A federal district court in Georgia has refused to dismiss claims brought against a life insurer by a wife accused of killing her husband after the insurer froze the account into which it had previously deposited the proceeds of his life insurance policy.
After Russell Bailey died, his wife Sherry Bailey made a claim as beneficiary of a life insurance policy on his life issued by Prudential Insurance Company of America.
Prudential placed $343,420.50 into a Prudential Alliance Account (the “account”) in Ms. Bailey’s name. The “Alliance payment notification” sent to Ms. Bailey described the Account as follows:
We have approved your group life insurance claim and have settled your benefit through Prudential’s Alliance Account settlement option. An interest bearing account has been established in your name. . . . With the Alliance Account, you can access your money immediately by writing a draft for the amount you’d like to withdraw. You can withdraw the entire amount immediately, which will close the account, or you can write drafts as needed. Any balance you maintain will earn continuous interest.
Five days later, a grand jury indicted Ms. Bailey for the murder of her husband. She subsequently wrote three checks withdrawing a total of $83,855.50 from the Account.
Prudential then notified Ms. Bailey that it had frozen the Account. According to Ms. Bailey, the account contained at least $259,616.51 at the time Prudential imposed the freeze.
Prudential filed an interpleader complaint in the U.S. District Court for the Southern District of Georgia and deposited the funds in the account with the court.

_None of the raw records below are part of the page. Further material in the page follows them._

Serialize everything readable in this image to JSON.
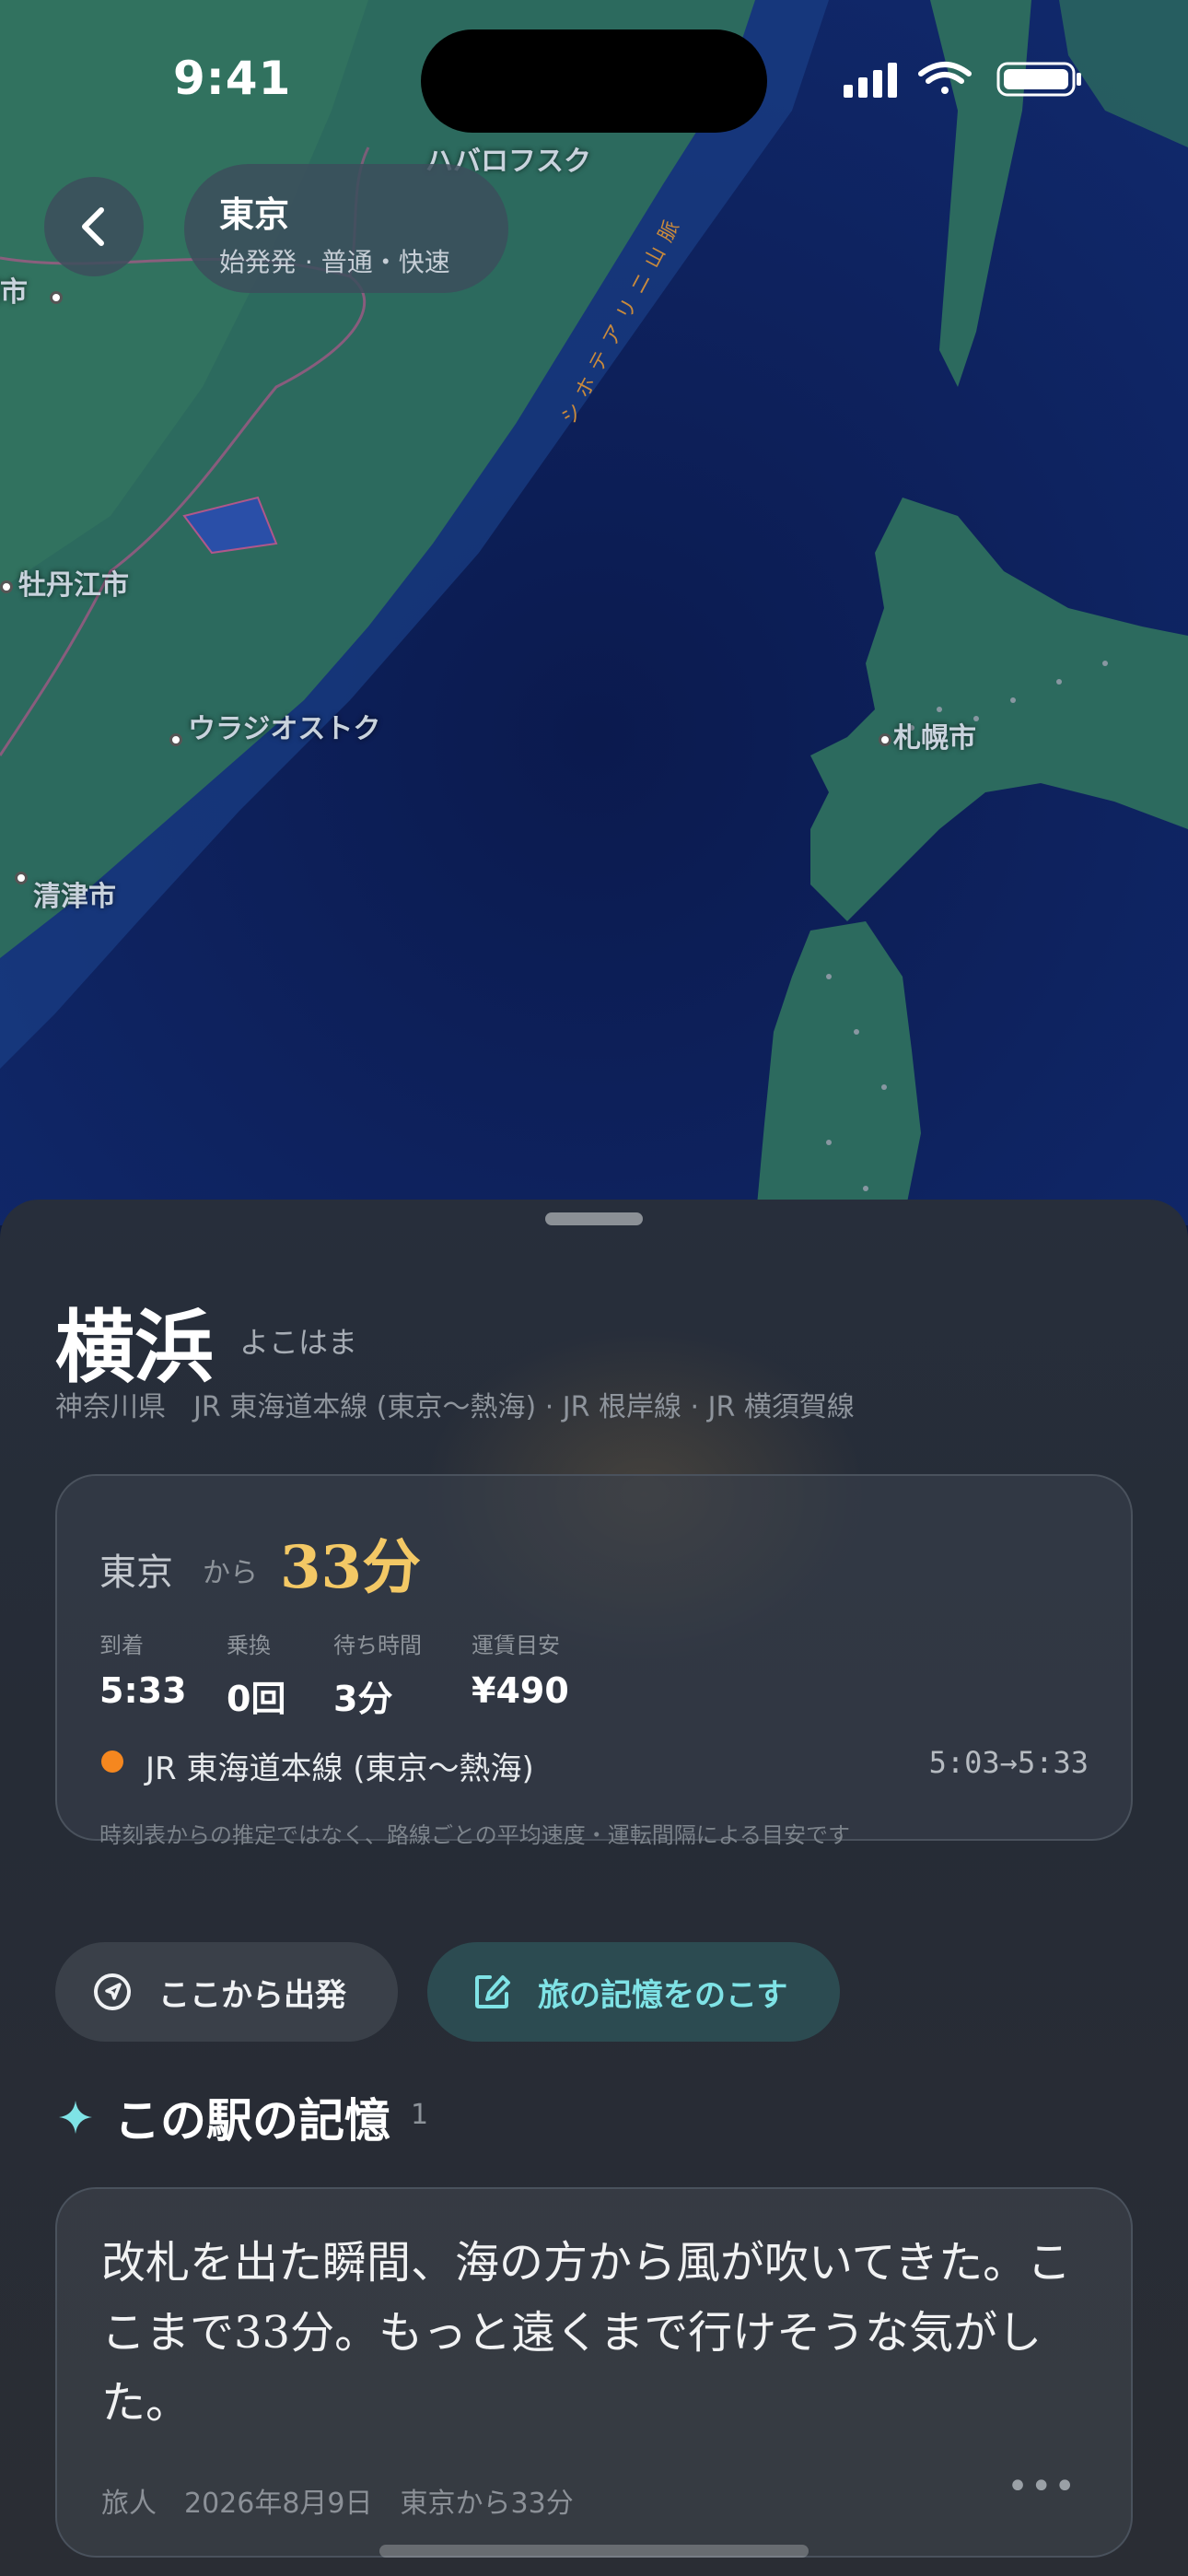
{
  "status_bar": {
    "time": "9:41"
  },
  "map": {
    "labels": [
      {
        "id": "khabarovsk",
        "text": "ハバロフスク"
      },
      {
        "id": "left-city",
        "text": "岡市"
      },
      {
        "id": "mudanjiang",
        "text": "牡丹江市"
      },
      {
        "id": "vladivostok",
        "text": "ウラジオストク"
      },
      {
        "id": "chongjin",
        "text": "清津市"
      },
      {
        "id": "sapporo",
        "text": "札幌市"
      },
      {
        "id": "sikhote-alin",
        "text": "シホテアリニ山脈"
      }
    ]
  },
  "nav": {
    "origin_name": "東京",
    "origin_sub": "始発発 · 普通・快速"
  },
  "station": {
    "name": "横浜",
    "kana": "よこはま",
    "lines": "神奈川県　JR 東海道本線 (東京〜熱海) · JR 根岸線 · JR 横須賀線"
  },
  "route": {
    "from": "東京",
    "from_suffix": "から",
    "duration": "33分",
    "stats": [
      {
        "label": "到着",
        "value": "5:33"
      },
      {
        "label": "乗換",
        "value": "0回"
      },
      {
        "label": "待ち時間",
        "value": "3分"
      },
      {
        "label": "運賃目安",
        "value": "¥490"
      }
    ],
    "line_name": "JR 東海道本線 (東京〜熱海)",
    "line_color": "#f5871f",
    "line_times": "5:03→5:33",
    "note": "時刻表からの推定ではなく、路線ごとの平均速度・運転間隔による目安です"
  },
  "actions": {
    "depart_label": "ここから出発",
    "memory_label": "旅の記憶をのこす"
  },
  "memories": {
    "title": "この駅の記憶",
    "count": "1",
    "items": [
      {
        "text": "改札を出た瞬間、海の方から風が吹いてきた。ここまで33分。もっと遠くまで行けそうな気がした。",
        "meta": "旅人　2026年8月9日　東京から33分"
      }
    ]
  },
  "colors": {
    "accent_gold": "#f3c865",
    "accent_teal": "#7fe3e6",
    "sheet_bg": "#262c36"
  }
}
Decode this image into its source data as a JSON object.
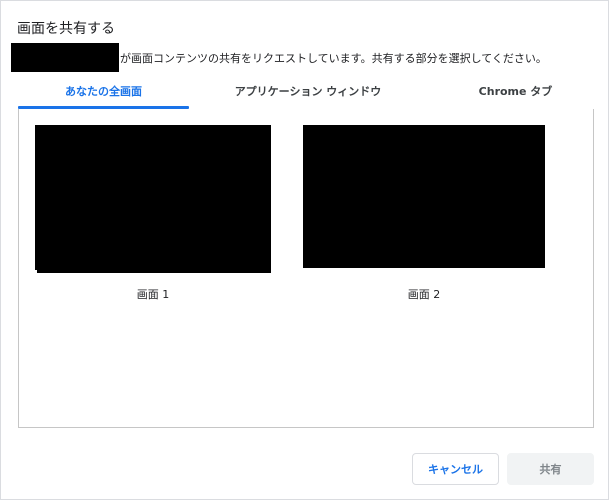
{
  "dialog": {
    "title": "画面を共有する",
    "message": "が画面コンテンツの共有をリクエストしています。共有する部分を選択してください。"
  },
  "tabs": [
    {
      "label": "あなたの全画面",
      "active": true
    },
    {
      "label": "アプリケーション ウィンドウ",
      "active": false
    },
    {
      "label": "Chrome タブ",
      "active": false
    }
  ],
  "screens": [
    {
      "label": "画面 1"
    },
    {
      "label": "画面 2"
    }
  ],
  "buttons": {
    "cancel": "キャンセル",
    "share": "共有"
  },
  "colors": {
    "accent": "#1a73e8",
    "disabled_bg": "#f1f3f4",
    "disabled_text": "#80868b"
  }
}
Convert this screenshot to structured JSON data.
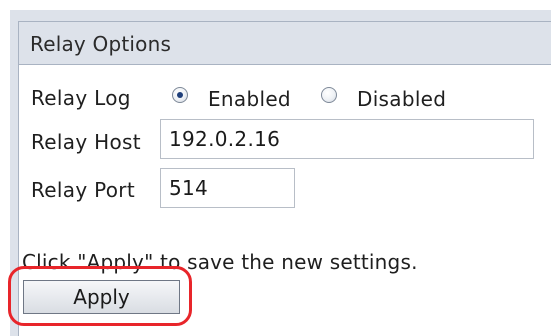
{
  "panel": {
    "title": "Relay Options"
  },
  "relay_log": {
    "label": "Relay Log",
    "options": [
      {
        "label": "Enabled",
        "selected": true
      },
      {
        "label": "Disabled",
        "selected": false
      }
    ]
  },
  "relay_host": {
    "label": "Relay Host",
    "value": "192.0.2.16"
  },
  "relay_port": {
    "label": "Relay Port",
    "value": "514"
  },
  "footer": {
    "hint": "Click \"Apply\" to save the new settings.",
    "apply_label": "Apply"
  },
  "colors": {
    "highlight": "#e8252a",
    "header_bg": "#dde2ea"
  }
}
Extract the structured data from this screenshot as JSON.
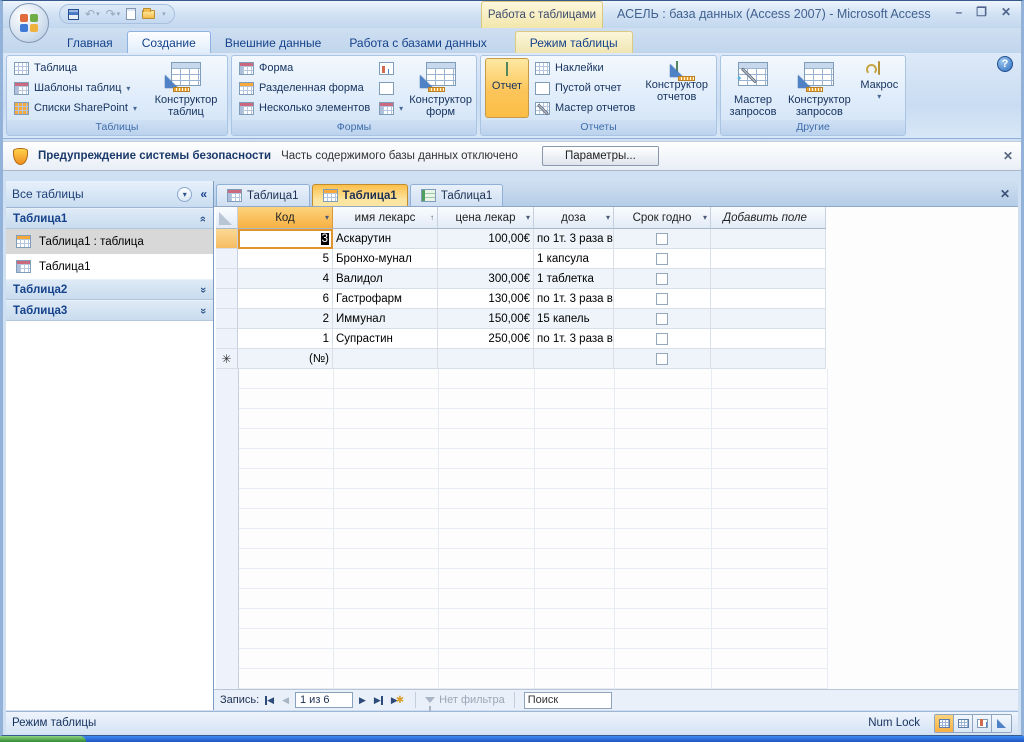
{
  "titlebar": {
    "title": "АСЕЛЬ : база данных (Access 2007) - Microsoft Access",
    "contextual_label": "Работа с таблицами"
  },
  "icons": {
    "dropdown": "▾",
    "chevron_double": "»",
    "collapse_pane": "«",
    "close": "✕",
    "minimize": "–",
    "maximize": "❐",
    "help": "?",
    "undo": "↶",
    "redo": "↷",
    "sort_asc": "↑",
    "nav_prev": "◀",
    "nav_next": "▶",
    "new_record_star": "✱",
    "new_row_marker": "✳",
    "sparkle": "✦"
  },
  "tabs": {
    "home": "Главная",
    "create": "Создание",
    "external": "Внешние данные",
    "dbtools": "Работа с базами данных",
    "datasheet_mode": "Режим таблицы"
  },
  "ribbon": {
    "tables": {
      "label": "Таблицы",
      "table": "Таблица",
      "templates": "Шаблоны таблиц",
      "sharepoint": "Списки SharePoint",
      "designer": "Конструктор таблиц"
    },
    "forms": {
      "label": "Формы",
      "form": "Форма",
      "split": "Разделенная форма",
      "multi": "Несколько элементов",
      "designer": "Конструктор форм"
    },
    "reports": {
      "label": "Отчеты",
      "report": "Отчет",
      "labels": "Наклейки",
      "blank": "Пустой отчет",
      "wizard": "Мастер отчетов",
      "designer": "Конструктор отчетов"
    },
    "other": {
      "label": "Другие",
      "query_wizard": "Мастер запросов",
      "query_designer": "Конструктор запросов",
      "macro": "Макрос"
    }
  },
  "security": {
    "title": "Предупреждение системы безопасности",
    "message": "Часть содержимого базы данных отключено",
    "options_button": "Параметры..."
  },
  "sidebar": {
    "header": "Все таблицы",
    "group1": "Таблица1",
    "item1": "Таблица1 : таблица",
    "item2": "Таблица1",
    "group2": "Таблица2",
    "group3": "Таблица3"
  },
  "doc_tabs": {
    "tab1": "Таблица1",
    "tab2": "Таблица1",
    "tab3": "Таблица1"
  },
  "table": {
    "headers": {
      "code": "Код",
      "name": "имя лекарс",
      "price": "цена лекар",
      "dose": "доза",
      "expiry": "Срок годно",
      "add_field": "Добавить поле"
    },
    "rows": [
      {
        "code": "3",
        "name": "Аскарутин",
        "price": "100,00€",
        "dose": "по 1т. 3 раза в"
      },
      {
        "code": "5",
        "name": "Бронхо-мунал",
        "price": "",
        "dose": "1 капсула"
      },
      {
        "code": "4",
        "name": "Валидол",
        "price": "300,00€",
        "dose": "1 таблетка"
      },
      {
        "code": "6",
        "name": "Гастрофарм",
        "price": "130,00€",
        "dose": "по 1т. 3 раза в"
      },
      {
        "code": "2",
        "name": "Иммунал",
        "price": "150,00€",
        "dose": "15 капель"
      },
      {
        "code": "1",
        "name": "Супрастин",
        "price": "250,00€",
        "dose": "по 1т. 3 раза в"
      }
    ],
    "new_row_label": "(№)"
  },
  "recnav": {
    "label": "Запись:",
    "position": "1 из 6",
    "no_filter": "Нет фильтра",
    "search_placeholder": "Поиск"
  },
  "status": {
    "mode": "Режим таблицы",
    "numlock": "Num Lock"
  }
}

Ms. Bailey answered and filed a counterclaim, contending that Prudential had stolen $259,616.51 from her account and had deposited it with the court without her permission.
Prudential moved for judgment on the pleadings.